For the records below, report how many lines include the word "extrusion". Only the number should appear.
•••••
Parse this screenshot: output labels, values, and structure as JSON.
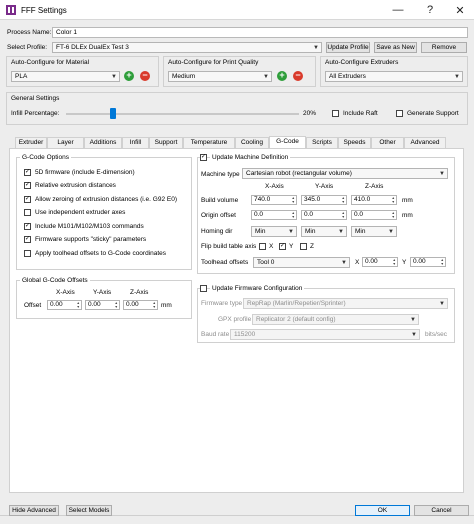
{
  "window": {
    "title": "FFF Settings",
    "minimize": "—",
    "help": "?",
    "close": "✕"
  },
  "process": {
    "label": "Process Name:",
    "value": "Color 1"
  },
  "profile": {
    "label": "Select Profile:",
    "value": "FT-6 DLEx DualEx Test 3",
    "update": "Update Profile",
    "save_as_new": "Save as New",
    "remove": "Remove"
  },
  "auto_material": {
    "label": "Auto-Configure for Material",
    "value": "PLA"
  },
  "auto_quality": {
    "label": "Auto-Configure for Print Quality",
    "value": "Medium"
  },
  "auto_extruders": {
    "label": "Auto-Configure Extruders",
    "value": "All Extruders"
  },
  "general": {
    "label": "General Settings",
    "infill_label": "Infill Percentage:",
    "infill_value": "20%",
    "infill_fraction": 0.2,
    "include_raft": "Include Raft",
    "generate_support": "Generate Support"
  },
  "tabs": [
    "Extruder",
    "Layer",
    "Additions",
    "Infill",
    "Support",
    "Temperature",
    "Cooling",
    "G-Code",
    "Scripts",
    "Speeds",
    "Other",
    "Advanced"
  ],
  "active_tab": "G-Code",
  "gcode_options": {
    "title": "G-Code Options",
    "items": [
      {
        "label": "5D firmware (include E-dimension)",
        "checked": true
      },
      {
        "label": "Relative extrusion distances",
        "checked": true
      },
      {
        "label": "Allow zeroing of extrusion distances (i.e. G92 E0)",
        "checked": true
      },
      {
        "label": "Use independent extruder axes",
        "checked": false
      },
      {
        "label": "Include M101/M102/M103 commands",
        "checked": true
      },
      {
        "label": "Firmware supports \"sticky\" parameters",
        "checked": true
      },
      {
        "label": "Apply toolhead offsets to G-Code coordinates",
        "checked": false
      }
    ]
  },
  "offsets": {
    "title": "Global G-Code Offsets",
    "x_axis": "X-Axis",
    "y_axis": "Y-Axis",
    "z_axis": "Z-Axis",
    "row_label": "Offset",
    "x": "0.00",
    "y": "0.00",
    "z": "0.00",
    "unit": "mm"
  },
  "machine": {
    "title": "Update Machine Definition",
    "checked": true,
    "type_label": "Machine type",
    "type_value": "Cartesian robot (rectangular volume)",
    "x_axis": "X-Axis",
    "y_axis": "Y-Axis",
    "z_axis": "Z-Axis",
    "build_label": "Build volume",
    "build_x": "740.0",
    "build_y": "345.0",
    "build_z": "410.0",
    "origin_label": "Origin offset",
    "origin_x": "0.0",
    "origin_y": "0.0",
    "origin_z": "0.0",
    "unit": "mm",
    "homing_label": "Homing dir",
    "homing_x": "Min",
    "homing_y": "Min",
    "homing_z": "Min",
    "flip_label": "Flip build table axis",
    "flip_x": "X",
    "flip_y": "Y",
    "flip_z": "Z",
    "toolhead_label": "Toolhead offsets",
    "toolhead_value": "Tool 0",
    "tool_x_label": "X",
    "tool_x": "0.00",
    "tool_y_label": "Y",
    "tool_y": "0.00"
  },
  "firmware": {
    "title": "Update Firmware Configuration",
    "checked": false,
    "type_label": "Firmware type",
    "type_value": "RepRap (Marlin/Repetier/Sprinter)",
    "gpx_label": "GPX profile",
    "gpx_value": "Replicator 2 (default config)",
    "baud_label": "Baud rate",
    "baud_value": "115200",
    "baud_unit": "bits/sec"
  },
  "footer": {
    "hide_advanced": "Hide Advanced",
    "select_models": "Select Models",
    "ok": "OK",
    "cancel": "Cancel"
  }
}
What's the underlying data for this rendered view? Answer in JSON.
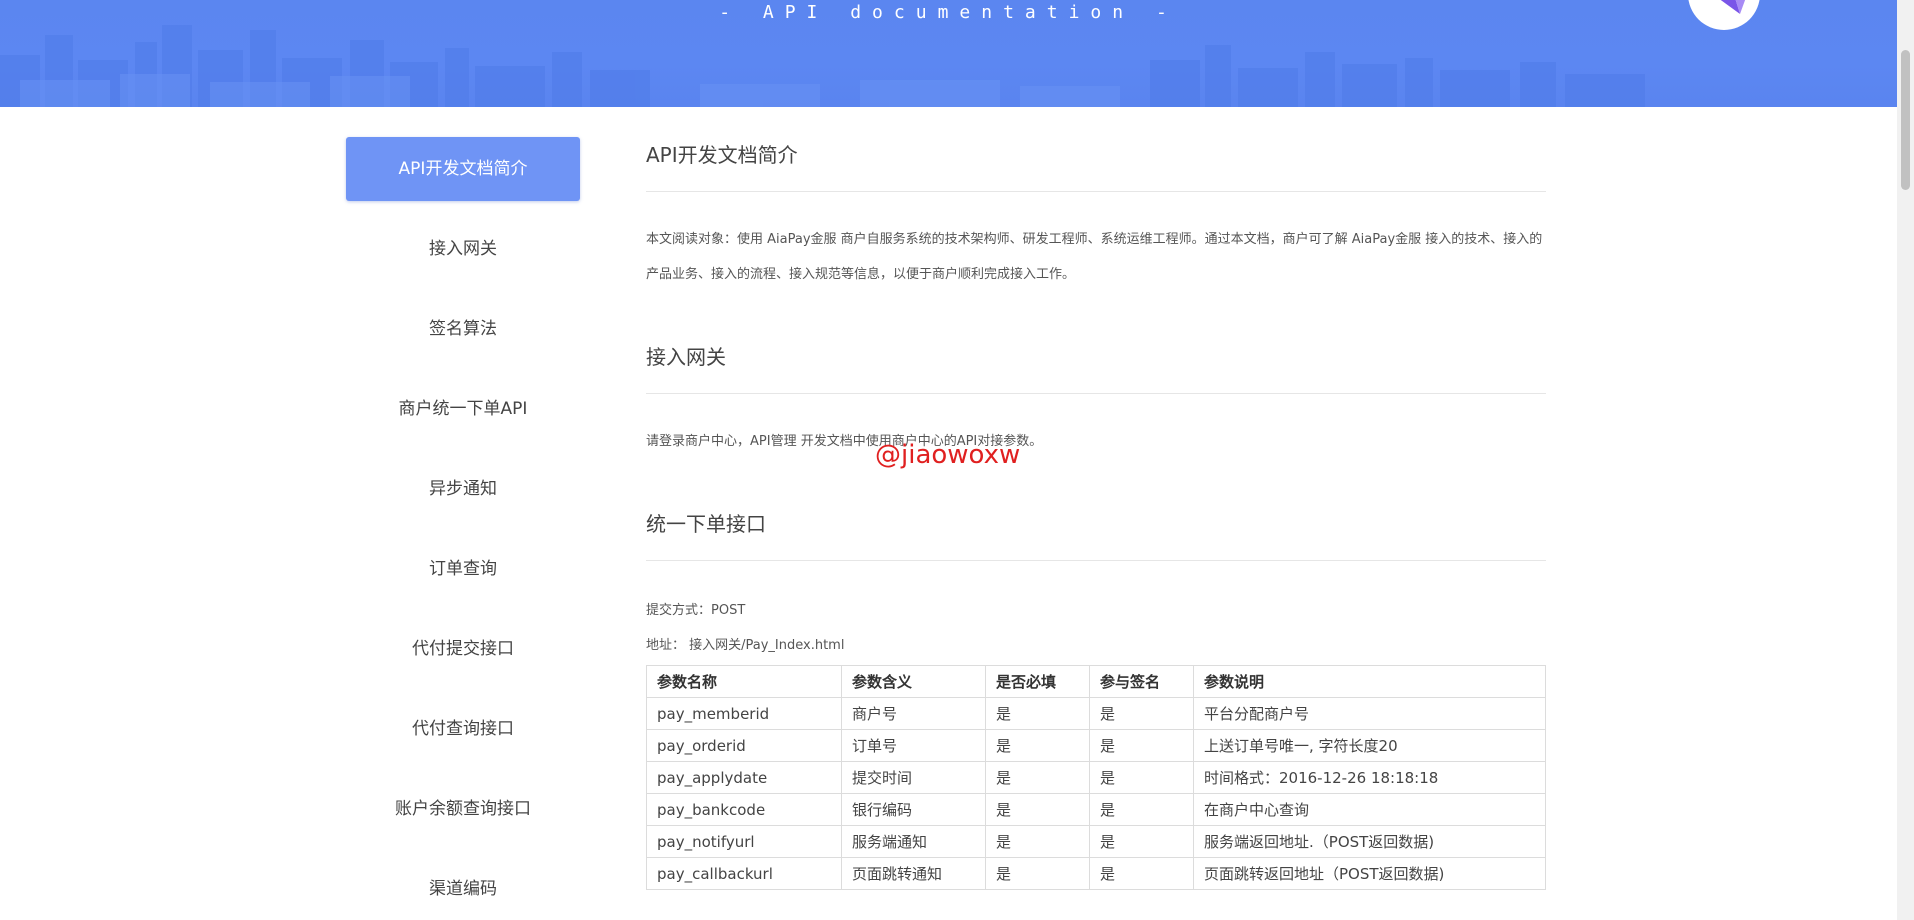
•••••
### EXERCISE OUTPUT
2